Black Needle Rush, he says, is what defines his land from what is federally-owned. Coastal law prevents them from building on this land. Until they get it surveyed again, they pay taxes on all of it. (8) The Rush grass creeps in along the sides of a dirt dike that leads out to a promontory, populated with pines, oaks, cedars, and palmettos. Bright red Yaupon holly berries and clusters of black Smilax berries overflowed on bushes along the dike’s bank. (9) A huge grey heron took off from a pool surrounded by the rush as I make these notes. This area was carved up with dikes by enslaved people, who removed vast treed swamps to create controlled floods for rice cultivation. Perhaps this dike is one of those remnants.
Hummocks and islands float on the horizon, and from the edge of his land on a clear day, you can see the Cape Romain lighthouse, about 8 miles away. Small creeks meander up behind forested islands and cut the higher elevation land into pockets of trees. Going out by boat here requires at least a half tide on this tiny creek.
Many plants thrive on the sandy island including mosses and grasses too numerous to name. Wiregrass should be noted because it is so integral to the pine forest here. A more wooded area has branches, pine needles and other organic matter remaining in place, improving the soil quality. When it rains, this land becomes a swamp. There are taller grasses, shrubs such as groundsel, calf-high hollies, and flowers gone to seed such as Goldenrod below the pines. Seeds blowing in the wind stuck to my jacket. Vines of small blackberry and Smilax were all over the ground ready to snag my leg.
In the morning duck hunters can be heard blasting. Abundant berries in these woods attract many deer for the interested hunter. Quiet walks around this property stand in peaceful contrast to the force of geologic time and the span of life that harnesses beautiful diversity, yielding opportunity for endless observations. Cape Romain will keep revealing its secrets to those that listen.
- (1) USFWS

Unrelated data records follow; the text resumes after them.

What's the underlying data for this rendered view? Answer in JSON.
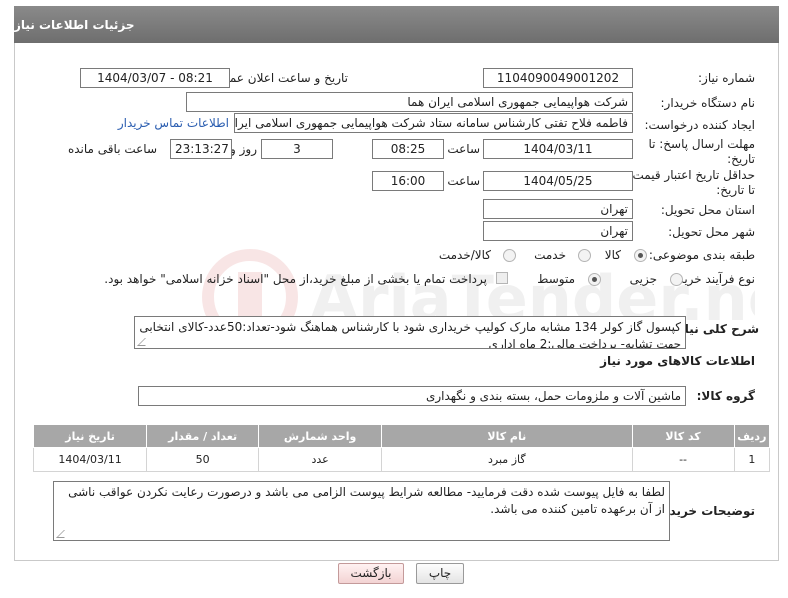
{
  "header": {
    "title": "جزئیات اطلاعات نیاز"
  },
  "fields": {
    "need_number_label": "شماره نیاز:",
    "need_number": "1104090049001202",
    "announce_label": "تاریخ و ساعت اعلان عمومی:",
    "announce_value": "1404/03/07 - 08:21",
    "buyer_org_label": "نام دستگاه خریدار:",
    "buyer_org": "شرکت هواپیمایی جمهوری اسلامی ایران هما",
    "creator_label": "ایجاد کننده درخواست:",
    "creator": "فاطمه فلاح تفتی کارشناس سامانه ستاد شرکت هواپیمایی جمهوری اسلامی ایران هما",
    "contact_link": "اطلاعات تماس خریدار",
    "deadline_label_1": "مهلت ارسال پاسخ: تا",
    "deadline_label_2": "تاریخ:",
    "deadline_date": "1404/03/11",
    "time_label": "ساعت",
    "deadline_time": "08:25",
    "days_value": "3",
    "days_label": "روز و",
    "remaining_time": "23:13:27",
    "remaining_label": "ساعت باقی مانده",
    "min_validity_label_1": "حداقل تاریخ اعتبار قیمت:",
    "min_validity_label_2": "تا تاریخ:",
    "validity_date": "1404/05/25",
    "validity_time_label": "ساعت",
    "validity_time": "16:00",
    "province_label": "استان محل تحویل:",
    "province": "تهران",
    "city_label": "شهر محل تحویل:",
    "city": "تهران",
    "category_label": "طبقه بندی موضوعی:",
    "category_options": [
      "کالا",
      "خدمت",
      "کالا/خدمت"
    ],
    "process_label": "نوع فرآیند خرید :",
    "process_options": [
      "جزیی",
      "متوسط"
    ],
    "treasury_note": "پرداخت تمام یا بخشی از مبلغ خرید،از محل \"اسناد خزانه اسلامی\" خواهد بود."
  },
  "description": {
    "label": "شرح کلی نیاز:",
    "text": "کپسول گاز کولر 134 مشابه مارک کولیپ خریداری شود با کارشناس هماهنگ شود-تعداد:50عدد-کالای انتخابی جهت تشابه- پرداخت مالی:2 ماه اداری"
  },
  "goods": {
    "section_title": "اطلاعات کالاهای مورد نیاز",
    "group_label": "گروه کالا:",
    "group_value": "ماشین آلات و ملزومات حمل، بسته بندی و نگهداری",
    "columns": [
      "ردیف",
      "کد کالا",
      "نام کالا",
      "واحد شمارش",
      "تعداد / مقدار",
      "تاریخ نیاز"
    ],
    "rows": [
      [
        "1",
        "--",
        "گاز مبرد",
        "عدد",
        "50",
        "1404/03/11"
      ]
    ]
  },
  "buyer_notes": {
    "label": "توضیحات خریدار:",
    "text": "لطفا به فایل پیوست شده دقت فرمایید- مطالعه شرایط پیوست الزامی می باشد و درصورت رعایت نکردن عواقب ناشی از آن برعهده تامین کننده می باشد."
  },
  "buttons": {
    "print": "چاپ",
    "back": "بازگشت"
  },
  "watermark": "AriaTender.neT"
}
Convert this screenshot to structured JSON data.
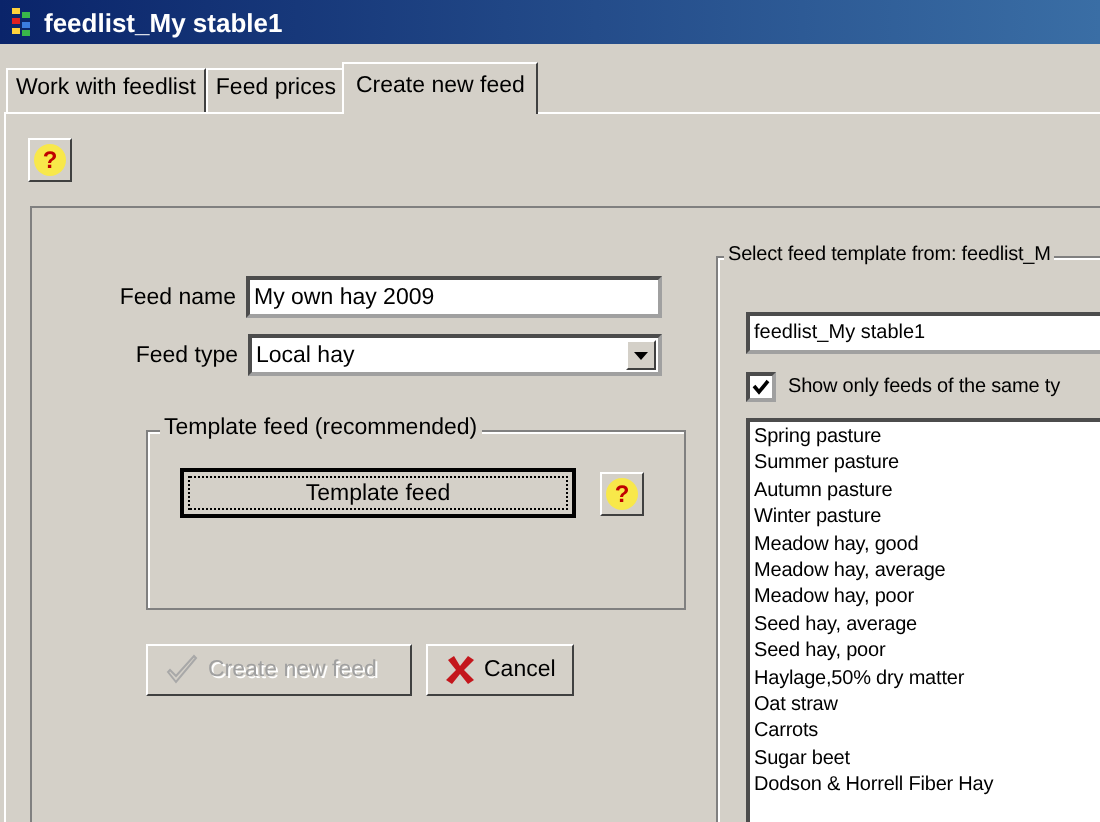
{
  "window": {
    "title": "feedlist_My stable1"
  },
  "help_button": {
    "label": "?"
  },
  "tabs": [
    {
      "label": "Work with feedlist",
      "selected": false
    },
    {
      "label": "Feed prices",
      "selected": false
    },
    {
      "label": "Create new feed",
      "selected": true
    }
  ],
  "form": {
    "feed_name": {
      "label": "Feed name",
      "value": "My own hay 2009"
    },
    "feed_type": {
      "label": "Feed type",
      "value": "Local hay"
    }
  },
  "template_group": {
    "title": "Template feed (recommended)",
    "button": "Template feed",
    "help_label": "?"
  },
  "buttons": [
    {
      "kind": "create",
      "label": "Create new feed",
      "disabled": true
    },
    {
      "kind": "cancel",
      "label": "Cancel",
      "disabled": false
    }
  ],
  "template_panel": {
    "title": "Select feed template from: feedlist_M",
    "source": "feedlist_My stable1",
    "filter": {
      "label": "Show only feeds of the same ty",
      "checked": true
    },
    "feeds": [
      "Spring pasture",
      "Summer pasture",
      "Autumn pasture",
      "Winter pasture",
      "Meadow hay, good",
      "Meadow hay, average",
      "Meadow hay, poor",
      "Seed hay, average",
      "Seed hay, poor",
      "Haylage,50% dry matter",
      "Oat straw",
      "Carrots",
      "Sugar beet",
      "Dodson & Horrell Fiber Hay"
    ]
  }
}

- (2) The wrack line is the debris left by a high tide. Wrack lines act like mulch, retaining water and allowing a protected environment for seed germination. Sand accumulates around any object or vegetation on the beach, including wrack lines. “This sand-trapping effect of natural wrack lines is a strong argument for leaving them on the beach rather than ‘cleaning’ the beach.” Atlantic Coast Beaches: A Guide to Ripples, Dunes and other Natural Features, Neal, Pilkey, and Kelley, pg 178, 185.

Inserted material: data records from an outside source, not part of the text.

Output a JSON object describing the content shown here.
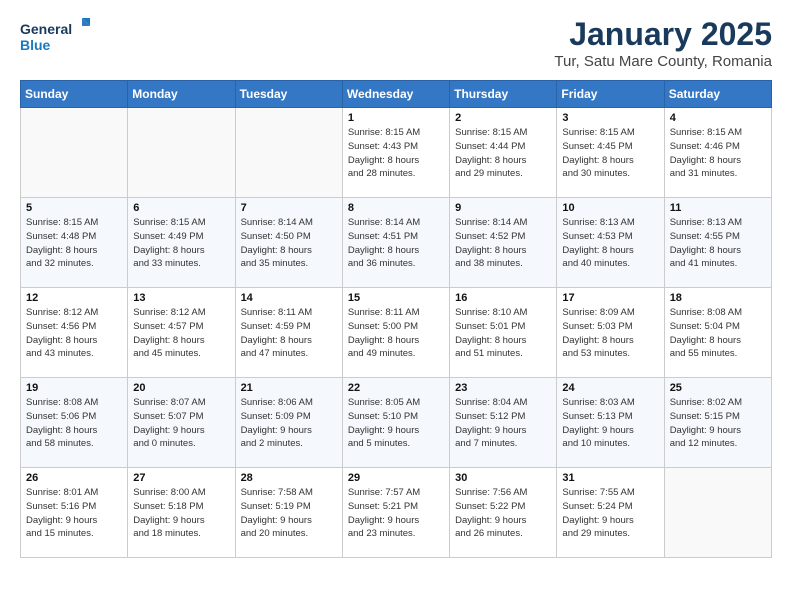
{
  "header": {
    "logo_line1": "General",
    "logo_line2": "Blue",
    "title": "January 2025",
    "subtitle": "Tur, Satu Mare County, Romania"
  },
  "weekdays": [
    "Sunday",
    "Monday",
    "Tuesday",
    "Wednesday",
    "Thursday",
    "Friday",
    "Saturday"
  ],
  "weeks": [
    [
      {
        "day": "",
        "info": ""
      },
      {
        "day": "",
        "info": ""
      },
      {
        "day": "",
        "info": ""
      },
      {
        "day": "1",
        "info": "Sunrise: 8:15 AM\nSunset: 4:43 PM\nDaylight: 8 hours\nand 28 minutes."
      },
      {
        "day": "2",
        "info": "Sunrise: 8:15 AM\nSunset: 4:44 PM\nDaylight: 8 hours\nand 29 minutes."
      },
      {
        "day": "3",
        "info": "Sunrise: 8:15 AM\nSunset: 4:45 PM\nDaylight: 8 hours\nand 30 minutes."
      },
      {
        "day": "4",
        "info": "Sunrise: 8:15 AM\nSunset: 4:46 PM\nDaylight: 8 hours\nand 31 minutes."
      }
    ],
    [
      {
        "day": "5",
        "info": "Sunrise: 8:15 AM\nSunset: 4:48 PM\nDaylight: 8 hours\nand 32 minutes."
      },
      {
        "day": "6",
        "info": "Sunrise: 8:15 AM\nSunset: 4:49 PM\nDaylight: 8 hours\nand 33 minutes."
      },
      {
        "day": "7",
        "info": "Sunrise: 8:14 AM\nSunset: 4:50 PM\nDaylight: 8 hours\nand 35 minutes."
      },
      {
        "day": "8",
        "info": "Sunrise: 8:14 AM\nSunset: 4:51 PM\nDaylight: 8 hours\nand 36 minutes."
      },
      {
        "day": "9",
        "info": "Sunrise: 8:14 AM\nSunset: 4:52 PM\nDaylight: 8 hours\nand 38 minutes."
      },
      {
        "day": "10",
        "info": "Sunrise: 8:13 AM\nSunset: 4:53 PM\nDaylight: 8 hours\nand 40 minutes."
      },
      {
        "day": "11",
        "info": "Sunrise: 8:13 AM\nSunset: 4:55 PM\nDaylight: 8 hours\nand 41 minutes."
      }
    ],
    [
      {
        "day": "12",
        "info": "Sunrise: 8:12 AM\nSunset: 4:56 PM\nDaylight: 8 hours\nand 43 minutes."
      },
      {
        "day": "13",
        "info": "Sunrise: 8:12 AM\nSunset: 4:57 PM\nDaylight: 8 hours\nand 45 minutes."
      },
      {
        "day": "14",
        "info": "Sunrise: 8:11 AM\nSunset: 4:59 PM\nDaylight: 8 hours\nand 47 minutes."
      },
      {
        "day": "15",
        "info": "Sunrise: 8:11 AM\nSunset: 5:00 PM\nDaylight: 8 hours\nand 49 minutes."
      },
      {
        "day": "16",
        "info": "Sunrise: 8:10 AM\nSunset: 5:01 PM\nDaylight: 8 hours\nand 51 minutes."
      },
      {
        "day": "17",
        "info": "Sunrise: 8:09 AM\nSunset: 5:03 PM\nDaylight: 8 hours\nand 53 minutes."
      },
      {
        "day": "18",
        "info": "Sunrise: 8:08 AM\nSunset: 5:04 PM\nDaylight: 8 hours\nand 55 minutes."
      }
    ],
    [
      {
        "day": "19",
        "info": "Sunrise: 8:08 AM\nSunset: 5:06 PM\nDaylight: 8 hours\nand 58 minutes."
      },
      {
        "day": "20",
        "info": "Sunrise: 8:07 AM\nSunset: 5:07 PM\nDaylight: 9 hours\nand 0 minutes."
      },
      {
        "day": "21",
        "info": "Sunrise: 8:06 AM\nSunset: 5:09 PM\nDaylight: 9 hours\nand 2 minutes."
      },
      {
        "day": "22",
        "info": "Sunrise: 8:05 AM\nSunset: 5:10 PM\nDaylight: 9 hours\nand 5 minutes."
      },
      {
        "day": "23",
        "info": "Sunrise: 8:04 AM\nSunset: 5:12 PM\nDaylight: 9 hours\nand 7 minutes."
      },
      {
        "day": "24",
        "info": "Sunrise: 8:03 AM\nSunset: 5:13 PM\nDaylight: 9 hours\nand 10 minutes."
      },
      {
        "day": "25",
        "info": "Sunrise: 8:02 AM\nSunset: 5:15 PM\nDaylight: 9 hours\nand 12 minutes."
      }
    ],
    [
      {
        "day": "26",
        "info": "Sunrise: 8:01 AM\nSunset: 5:16 PM\nDaylight: 9 hours\nand 15 minutes."
      },
      {
        "day": "27",
        "info": "Sunrise: 8:00 AM\nSunset: 5:18 PM\nDaylight: 9 hours\nand 18 minutes."
      },
      {
        "day": "28",
        "info": "Sunrise: 7:58 AM\nSunset: 5:19 PM\nDaylight: 9 hours\nand 20 minutes."
      },
      {
        "day": "29",
        "info": "Sunrise: 7:57 AM\nSunset: 5:21 PM\nDaylight: 9 hours\nand 23 minutes."
      },
      {
        "day": "30",
        "info": "Sunrise: 7:56 AM\nSunset: 5:22 PM\nDaylight: 9 hours\nand 26 minutes."
      },
      {
        "day": "31",
        "info": "Sunrise: 7:55 AM\nSunset: 5:24 PM\nDaylight: 9 hours\nand 29 minutes."
      },
      {
        "day": "",
        "info": ""
      }
    ]
  ]
}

- (3)USFWS Sea level rise on Cape Romain
- (4) Mostly silicon dioxide or quartz compose sand but many different minerals occur. Weathering of bedrock on the continent are transported to the coast by rivers. Quartz is resistant to abrasion and makes it hundreds of miles to the beach. Common are also heavy or black minerals, which concentrate in troughs or ripples. Magnetite is the most common heavy mineral in sand, and is a common iron oxide mineral. Atlantic Coast Beaches: A Guide to Ripples, Dunes and other Natural Features, Neal, Pilkey, and Kelley, pg. 74, 83-85.

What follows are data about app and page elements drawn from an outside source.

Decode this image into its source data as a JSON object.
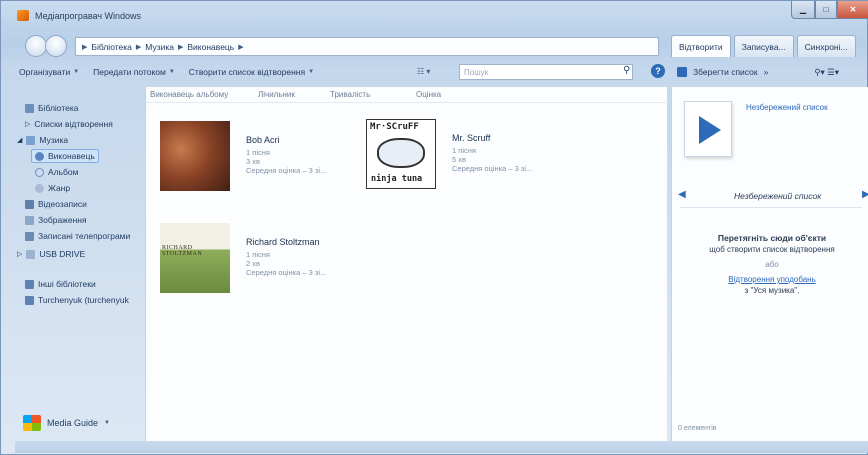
{
  "window": {
    "title": "Медіапрогравач Windows"
  },
  "nav": {
    "breadcrumb": [
      "Бібліотека",
      "Музика",
      "Виконавець"
    ]
  },
  "right_tabs": [
    "Відтворити",
    "Записува...",
    "Синхроні..."
  ],
  "toolbar": {
    "organize": "Організувати",
    "stream": "Передати потоком",
    "create_playlist": "Створити список відтворення",
    "search_placeholder": "Пошук"
  },
  "right_toolbar": {
    "save_list": "Зберегти список"
  },
  "sidebar": {
    "items": [
      {
        "label": "Бібліотека"
      },
      {
        "label": "Списки відтворення"
      },
      {
        "label": "Музика"
      },
      {
        "label": "Виконавець"
      },
      {
        "label": "Альбом"
      },
      {
        "label": "Жанр"
      },
      {
        "label": "Відеозаписи"
      },
      {
        "label": "Зображення"
      },
      {
        "label": "Записані телепрограми"
      },
      {
        "label": "USB DRIVE"
      },
      {
        "label": "Інші бібліотеки"
      },
      {
        "label": "Turchenyuk (turchenyuk"
      }
    ],
    "media_guide": "Media Guide"
  },
  "columns": [
    "Виконавець альбому",
    "Лічильник",
    "Тривалість",
    "Оцінка"
  ],
  "artists": [
    {
      "name": "Bob Acri",
      "songs": "1 пісня",
      "duration": "3 хв",
      "rating": "Середня оцінка – 3 зі..."
    },
    {
      "name": "Mr. Scruff",
      "songs": "1 пісня",
      "duration": "5 хв",
      "rating": "Середня оцінка – 3 зі..."
    },
    {
      "name": "Richard Stoltzman",
      "songs": "1 пісня",
      "duration": "2 хв",
      "rating": "Середня оцінка – 3 зі..."
    }
  ],
  "covers": {
    "scruff_text_top": "Mr·SCruFF",
    "scruff_text_bottom": "ninja tuna",
    "stoltzman_text": "RICHARD STOLTZMAN"
  },
  "right_panel": {
    "unsaved_list_title": "Незбережений список",
    "playlist_name": "Незбережений список",
    "drop_bold": "Перетягніть сюди об'єкти",
    "drop_sub": "щоб створити список відтворення",
    "or": "або",
    "link": "Відтворення уподобань",
    "link_sub": "з \"Уся музика\".",
    "item_count": "0 елементів"
  },
  "colors": {
    "accent": "#2d6ab8",
    "chrome": "#c9dcf0",
    "panel": "#fbfdff"
  }
}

- (5) The South Carolina coast here is mesotidal, meaning it has a tidal range of 2-4m. The Geologic Impact of Hurricane Hugo and Post-Storm Shoreline Recovery Along the Undeveloped Coastline of South Carolina, Dewees Island to the Santee Delta, Sexton & Hayes, Journal of Coastal Research, Spring 1991.
- (6) Atlantic Coast Beaches: A Guide to Ripples, Dunes and other Natural Features, Neal, Pilkey, and Kelley, pg. 114
- (7) Tracing the Cape Romain Archipelago, Bob Raynor, pg. 37
- (8) USC School Of Law
- (9) Smilax is the genus of over 300 species including the many prickly briers, also called catbrier, greenbrier, and chainey briar.